Re-commerce site ThredUp, is growing from selling secondhand fashion online to opening brick and mortar stores.
The company is looking to take advantage of the boom in off priced retail stores like T.J. Maxx and Nordstrom Rack that are performing much better than traditional retailers. ThredUp will enter the market with a lead over these competitors because its prices are even lower.
According to ThredUp’s 2017 annual report, “resale disrupters” as it refers to itself are growing 4 times faster than the broader resale market because of their quality and quantity of in both items and the curation process.
Oliver Lubin founded the San Francisco-based company with James Reinhart and Chris Homer in 2009. The company was launched as a pilot for peer-to-peer online sharing of men’s shirts, but is now an online marketplace to buy and sell women’s and kids’ secondhand clothes.
Users can select clothes to sell using the company’s “Dot method” of defect free, on trend and top brands and ship them to ThredUp. Once they have evaluated the items, payment will be made upfront for items expected to sell quickly, or on consignment if they may take longer to sell. More than 1,000 are added hourly on the site according the company.
Top brands include J. Crew, DVF, Theory, Madewell and Lululemon. The site sells a variety of clothing and accessories in sizes ranging from maternity, juniors and plus.
“We have millions of units of inventory, but we’re able to create an assortment based on what’s being searched and bought online. It applies regionally, too,” Heather Craig, ThredUp’s head of retail experience, said in a Racked report. “In central Texas, for example, we’re able to see that dresses sell really well in the market, and specific types of dresses, too, so we’d just be pulling all that into the store.”

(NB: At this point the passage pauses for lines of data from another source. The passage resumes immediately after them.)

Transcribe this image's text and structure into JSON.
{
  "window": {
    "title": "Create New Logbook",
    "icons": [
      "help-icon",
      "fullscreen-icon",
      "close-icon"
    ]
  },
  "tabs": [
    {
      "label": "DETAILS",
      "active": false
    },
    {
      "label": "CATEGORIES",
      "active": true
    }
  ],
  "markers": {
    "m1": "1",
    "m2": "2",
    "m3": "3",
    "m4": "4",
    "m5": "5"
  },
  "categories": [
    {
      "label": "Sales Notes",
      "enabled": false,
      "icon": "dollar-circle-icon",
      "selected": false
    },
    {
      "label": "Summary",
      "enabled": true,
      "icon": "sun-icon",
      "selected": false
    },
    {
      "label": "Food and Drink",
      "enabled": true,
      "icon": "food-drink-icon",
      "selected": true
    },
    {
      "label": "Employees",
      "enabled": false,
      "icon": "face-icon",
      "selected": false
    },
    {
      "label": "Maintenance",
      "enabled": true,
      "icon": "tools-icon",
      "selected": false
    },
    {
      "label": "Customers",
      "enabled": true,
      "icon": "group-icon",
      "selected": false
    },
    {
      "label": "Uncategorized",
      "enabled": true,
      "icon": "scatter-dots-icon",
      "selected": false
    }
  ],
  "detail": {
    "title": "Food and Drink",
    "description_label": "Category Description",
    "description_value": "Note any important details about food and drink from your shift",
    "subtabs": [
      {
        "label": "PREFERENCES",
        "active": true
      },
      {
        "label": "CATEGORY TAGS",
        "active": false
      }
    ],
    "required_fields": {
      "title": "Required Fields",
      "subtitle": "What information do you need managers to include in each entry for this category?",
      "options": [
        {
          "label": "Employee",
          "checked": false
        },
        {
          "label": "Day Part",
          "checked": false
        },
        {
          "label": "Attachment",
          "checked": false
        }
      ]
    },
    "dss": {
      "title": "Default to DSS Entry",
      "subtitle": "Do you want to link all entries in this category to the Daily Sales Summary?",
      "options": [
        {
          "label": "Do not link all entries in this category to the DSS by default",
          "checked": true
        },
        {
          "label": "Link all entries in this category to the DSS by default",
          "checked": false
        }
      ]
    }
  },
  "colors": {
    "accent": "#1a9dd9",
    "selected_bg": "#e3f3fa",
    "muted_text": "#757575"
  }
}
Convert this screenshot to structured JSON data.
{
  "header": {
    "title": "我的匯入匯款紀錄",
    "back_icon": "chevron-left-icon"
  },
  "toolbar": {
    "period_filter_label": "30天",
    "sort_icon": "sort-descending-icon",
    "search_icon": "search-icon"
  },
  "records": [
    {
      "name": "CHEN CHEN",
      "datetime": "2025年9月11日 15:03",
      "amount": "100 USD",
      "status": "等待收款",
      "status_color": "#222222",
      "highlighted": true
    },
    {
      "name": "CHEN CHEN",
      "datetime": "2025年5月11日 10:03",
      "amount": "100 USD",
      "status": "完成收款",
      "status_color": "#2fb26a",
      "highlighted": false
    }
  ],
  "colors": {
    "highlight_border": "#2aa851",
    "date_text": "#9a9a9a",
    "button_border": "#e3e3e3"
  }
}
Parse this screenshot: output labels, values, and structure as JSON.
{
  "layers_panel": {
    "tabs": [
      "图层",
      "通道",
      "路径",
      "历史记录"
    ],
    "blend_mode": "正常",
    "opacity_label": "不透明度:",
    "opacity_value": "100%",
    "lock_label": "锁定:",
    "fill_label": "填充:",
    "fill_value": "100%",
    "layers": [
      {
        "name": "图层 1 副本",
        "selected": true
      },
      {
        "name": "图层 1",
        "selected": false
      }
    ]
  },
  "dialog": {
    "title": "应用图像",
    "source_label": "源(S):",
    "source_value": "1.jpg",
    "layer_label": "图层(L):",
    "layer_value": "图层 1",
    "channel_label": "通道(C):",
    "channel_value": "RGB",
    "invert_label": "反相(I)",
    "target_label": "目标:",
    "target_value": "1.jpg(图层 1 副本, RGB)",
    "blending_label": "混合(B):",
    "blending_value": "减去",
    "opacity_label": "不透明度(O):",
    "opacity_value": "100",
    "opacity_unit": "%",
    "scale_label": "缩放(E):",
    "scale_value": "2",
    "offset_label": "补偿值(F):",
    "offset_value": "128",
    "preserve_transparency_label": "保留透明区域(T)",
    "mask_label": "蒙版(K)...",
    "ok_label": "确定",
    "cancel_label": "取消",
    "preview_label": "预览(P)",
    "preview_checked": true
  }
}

The first store recently opened in San Marcos, Texas, and the company plans to open four more locations before the end of 2017.